Some seed companies have taken the guesswork out of selecting what to grow as a microgreen. For example, Johnny’s Selected Seeds (johnnyseeds.com) of Maine has two pages of “micro mix varieties” arranged according to fast- or slow-growing. You can harvest the fast-growing greens in 10 to 15 days, while the slow-growing greens take 16 to 25 days. Because they germinate readily and grow quickly, arugula, radish, cabbage, kale, kohlrabi, mizuna and mustard are some of the easiest to grow.

According to Johnny’s, a few of the most popular micro mix greens seeds include: Garnet Red Amaranth, Red Russian kale, arugula, Bull’s Blood beet, rhubarb chard and purple radish. You can even grow herbs as microgreens. Popular choices include cark opal basil, cutting celery and Grosfruchtiger Leaf fennel. You may also want to consider cinnamon basil with its fragrant aroma, sweet-tasting Italian basil and sorrel with its lemony flavor.

Anyone can grow microgreens at home. You don’t need much space or time, making this a great choice for anyone in small spaces with a windowsill, balcony or deck. And if you get the urge to grow seeds in winter, no problem. You can grow these year-round.
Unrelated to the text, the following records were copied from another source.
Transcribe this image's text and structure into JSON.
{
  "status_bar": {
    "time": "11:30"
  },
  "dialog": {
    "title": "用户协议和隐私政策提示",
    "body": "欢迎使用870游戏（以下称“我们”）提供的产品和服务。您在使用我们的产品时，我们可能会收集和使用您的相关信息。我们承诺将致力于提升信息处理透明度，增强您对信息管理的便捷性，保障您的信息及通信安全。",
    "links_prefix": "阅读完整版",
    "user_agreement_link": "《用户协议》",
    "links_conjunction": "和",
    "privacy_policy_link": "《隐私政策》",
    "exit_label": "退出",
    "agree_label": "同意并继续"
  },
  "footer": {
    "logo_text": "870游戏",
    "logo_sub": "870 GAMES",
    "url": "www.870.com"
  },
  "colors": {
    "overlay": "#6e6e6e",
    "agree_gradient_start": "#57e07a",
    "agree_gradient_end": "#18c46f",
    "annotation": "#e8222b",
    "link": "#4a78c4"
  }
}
Simply broadcast the seeds generously onto the surface of a sterile, lightweight soil-less mix and press them in gently. Next, dust lightly with more of the mix. Water and cover with plastic. Ideally, place the trays or pots in a sunny windowsill.

After they germinate in three to four days, remove the plastic cover and give them some water. Then let the seedlings grow to the first pair of (cotyledon) leaves, or the first true leaf pair, depending on your taste. Generally, they will be about 1 to 2 inches in height in about a week or two, depending on the variety. Carefully harvest with scissors and enjoy these yummy, tiny but tasty delights.

“Crab salad, potato leek soup, tuna tartare are all good, but when you top them with a small microgreen salad, the crowd goes wild!” remarks Lyon. Seared ahi tuna on microgreens for dinner tonight, anyone? Or just eat them straight up, like I do. Either way, these greens really do tickle the taste buds and tantalize the tongue.

Joe Lamp’l, host of “GardenSMART”on PBS, is a Master Gardener and author. For more information visit www.joegardener.com.